At this point (year 4/5) I was considering starting a family, but nothing had been happening for me.  A transvaginal scan was performed showing that the 2 fibroids had grown from 4cm to 6cm.  The specialist wanted to send me off to initiate fertility investigation, but this made no sense to me as the pains throughout my body persisted.  The pains got so bad that one Saturday, I ended up seeing an emergency doctor at the hospital because I was in so much pain.  I couldn’t take it anymore.

At my new place of work, I happened to open up to one of my colleagues about what I was suffering with.  She reminded me that we had workplace private insurance, and it would be worth seeing if I could get the issue sorted through them.  In November 2021, I had my first consultation with a consultant who LISTENED to me.  I had another transvaginal ultrasound which revealed that I actually had at least 6 fibroids; the largest being the size of a grapefruit (this is the one that made me look pregnant).  He took the time to explain where the fibroids were located which, in his opinion, were rendering me infertile, how big they were and that they were the source of my suffering.  He therefore suggested that I undergo an open myomectomy to remove the fibroids.  When he told me this news, I went into shock as I knew I would probably have to have an operation, but I never thought it would be an open myomectomy.  I also had some fertility tests to check my egg reserves, etc; thankfully, everything was fine.  On returning home, I cried my eyes out.
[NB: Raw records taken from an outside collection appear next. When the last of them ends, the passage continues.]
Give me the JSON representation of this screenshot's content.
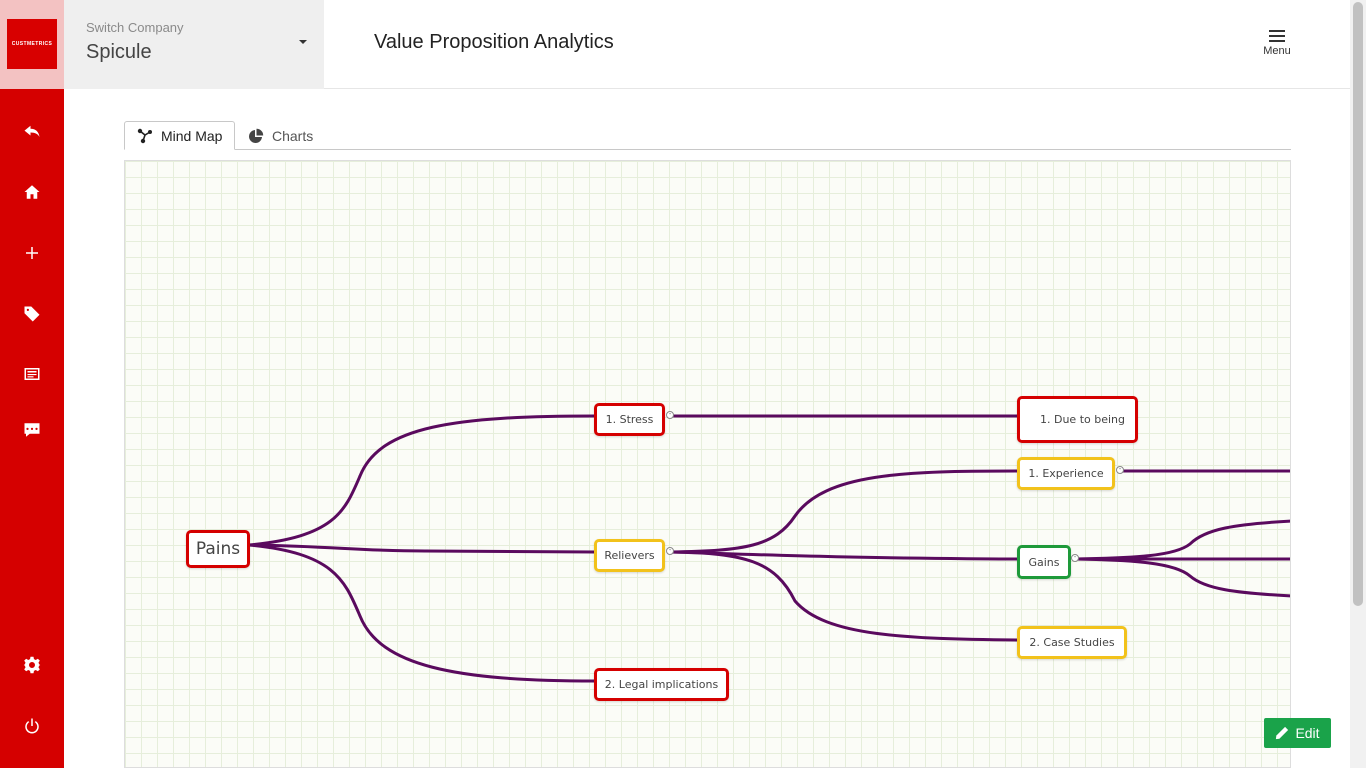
{
  "brand": {
    "logo_text": "CUSTMETRICS",
    "accent": "#d50000"
  },
  "company": {
    "label": "Switch Company",
    "name": "Spicule"
  },
  "header": {
    "title": "Value Proposition Analytics",
    "menu_label": "Menu"
  },
  "sidebar": {
    "items": [
      {
        "icon": "back-icon"
      },
      {
        "icon": "home-icon"
      },
      {
        "icon": "plus-icon"
      },
      {
        "icon": "tag-icon"
      },
      {
        "icon": "newspaper-icon"
      },
      {
        "icon": "comment-icon"
      },
      {
        "icon": "gear-icon"
      },
      {
        "icon": "power-icon"
      }
    ]
  },
  "tabs": [
    {
      "label": "Mind Map",
      "icon": "sitemap-icon",
      "active": true
    },
    {
      "label": "Charts",
      "icon": "pie-chart-icon",
      "active": false
    }
  ],
  "mindmap": {
    "nodes": {
      "pains": "Pains",
      "stress": "1. Stress",
      "relievers": "Relievers",
      "legal": "2. Legal implications",
      "due": "1. Due to being",
      "experience": "1. Experience",
      "gains": "Gains",
      "case": "2. Case Studies"
    },
    "colors": {
      "link": "#5a0a5e",
      "red": "#d50000",
      "yellow": "#f2c21b",
      "green": "#1e9a3a"
    }
  },
  "actions": {
    "edit_label": "Edit"
  }
}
I was angry at the doctor who dismissed me for years to the point where I now had to have major abdominal surgery.  I was angry that I knew something was wrong but was dismissed for so many years.  I was 39, wanted to try for children as soon as possible, was in pain and to find that after my own research, this was the best option for me.

In January 2022, I had not 2, not 6 but 16 fibroids removed!  The specialist left 2 minor fibroids in to give me an opportunity to conceive thereafter, due to their location (they don’t like to cut away too much of your uterus).  I unfortunately had to have an emergency blood transfusion a few days after my operation, as I had lost so much blood and became unwell.

Seek a second, third and fourth opinion if you’re not happy with what you’re being told.

16 fibroids removed at Dawn’s open Myomectomy

In March 2022, I shared my story with my following on Instagram and this was mainly to do with the fact that not many UK voices were speaking out about fibroids; all my information had come from women and guidance in the U.S.  In July 2022, I decided to amplify the voices of UK women who had or were going through their own fibroid journey by undertaking a number of Instagram Lives.  This was done for Fibroid Awareness Month.  Since then, I have become a fibroid advocate, spreading awareness and providing education mainly on my Instagram platform.  I’ve also continued to also do lives with fellow fibroid warriors and experts.   I also hold a monthly fibroid and other womb issues support group, where women can come together in a safe space, seek guidance, listen, vent…whatever they need.  I have also been blessed to speak on radio and podcasts about my own fibroid story.

Dawn’s physical change following her myomectomy

It’s so important that more people know about this condition, so that they don’t suffer for as long as I did.  My advice for women is to really advocate for yourself.  Seek a second, third and fourth opinion if you’re not happy with what you’re being told.  Always seek the help of a doctor/consultant that you feel comfortable with and trust.  If you feel uncomfortable and/or dismissed, change doctor.

I’ve turned my pain into purpose and I’d be happy if at least one person benefitted from my experience.

Connect with Dawn on Instagram @dawn_heels

For further information, guidance and Support:

British Fibroid Trust is a UK based voluntary not-for-profit patient support Group which is run by volunteers. They provide balanced information, independent of health care provider’s interests.

Related posts:

Afrogirl: My Fibroid Story and how to prevent their growth